The Italian senate has opted to summon the prime minister, Giuseppe Conte, to parliament on 20 August to respond to the crisis facing his government after one of the coalition’s members withdrew its support. When Conte returns, he could face a vote of no confidence or may choose to resign.
Matteo Salvini’s far-right League party had pushed for the vote to be held on Wednesday as it desperately seeks to end its fractious coalition with the anti-establishment Five Star Movement (M5S) and bring about snap elections, but was opposed on Tuesday night by senators from the M5S, the centre-left Democratic party (PD) and other parties.
As insults were traded between the opposing groups, Salvini said he would accept a proposal by the M5S leader, Luigi Di Maio, to cut the number of parliamentarians from 951 to 605 if it was swiftly followed by new elections.
If Conte loses the 20 August confidence vote, the government would have to be dissolved by the president, Sergio Mattarella, and elections held within 45 to 70 days. Mattarella could also choose to install a technical government.
Salvini, who is eager to capitalise on the League’s flourishing popularity, is fearing a potential alliance between factions from the PD and M5S who could attempt to carve out a caretaker government in order to pass the 2020 budget, with a the view of delaying elections until early next year. The move is being led by the former prime minister Matteo Renzi but has been rejected by the PD leader, Nicola Zingaretti, and Di Maio.
Most are counting on Mattarella, who is currently on holiday on an island off Sardinia, to clear up the ambiguity. He is reportedly unlikely to support a M5S-PD tie-up.
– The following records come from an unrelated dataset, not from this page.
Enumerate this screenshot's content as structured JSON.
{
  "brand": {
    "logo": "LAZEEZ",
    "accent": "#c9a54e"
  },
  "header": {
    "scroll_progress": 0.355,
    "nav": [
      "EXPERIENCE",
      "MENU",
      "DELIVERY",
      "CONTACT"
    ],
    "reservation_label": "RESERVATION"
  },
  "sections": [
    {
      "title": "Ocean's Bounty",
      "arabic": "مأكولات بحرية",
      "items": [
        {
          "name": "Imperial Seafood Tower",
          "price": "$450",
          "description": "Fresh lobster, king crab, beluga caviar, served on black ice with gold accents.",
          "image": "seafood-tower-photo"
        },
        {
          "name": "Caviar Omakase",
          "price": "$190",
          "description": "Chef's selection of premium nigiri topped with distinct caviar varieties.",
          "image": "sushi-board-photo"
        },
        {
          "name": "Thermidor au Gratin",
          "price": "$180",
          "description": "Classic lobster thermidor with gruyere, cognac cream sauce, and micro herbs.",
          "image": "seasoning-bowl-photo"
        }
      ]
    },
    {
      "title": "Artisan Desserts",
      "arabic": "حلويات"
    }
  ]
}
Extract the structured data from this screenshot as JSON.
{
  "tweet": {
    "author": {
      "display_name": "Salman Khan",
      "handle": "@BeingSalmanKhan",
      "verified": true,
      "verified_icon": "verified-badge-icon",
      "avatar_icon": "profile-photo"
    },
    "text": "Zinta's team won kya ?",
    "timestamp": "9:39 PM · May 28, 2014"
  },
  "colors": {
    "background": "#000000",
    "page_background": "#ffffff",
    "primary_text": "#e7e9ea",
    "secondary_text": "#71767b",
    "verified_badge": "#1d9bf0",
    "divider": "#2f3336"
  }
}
A survey on voting intentions on Monday put the League at 38%, the PD at 23% and M5S at 16.5%. Brothers of Italy, a party with neofascist lineage and a potential government partner for the League, is at 8.0% while Silvio Berlusconi’s Forza Italia, another League ally, is at 6.5%.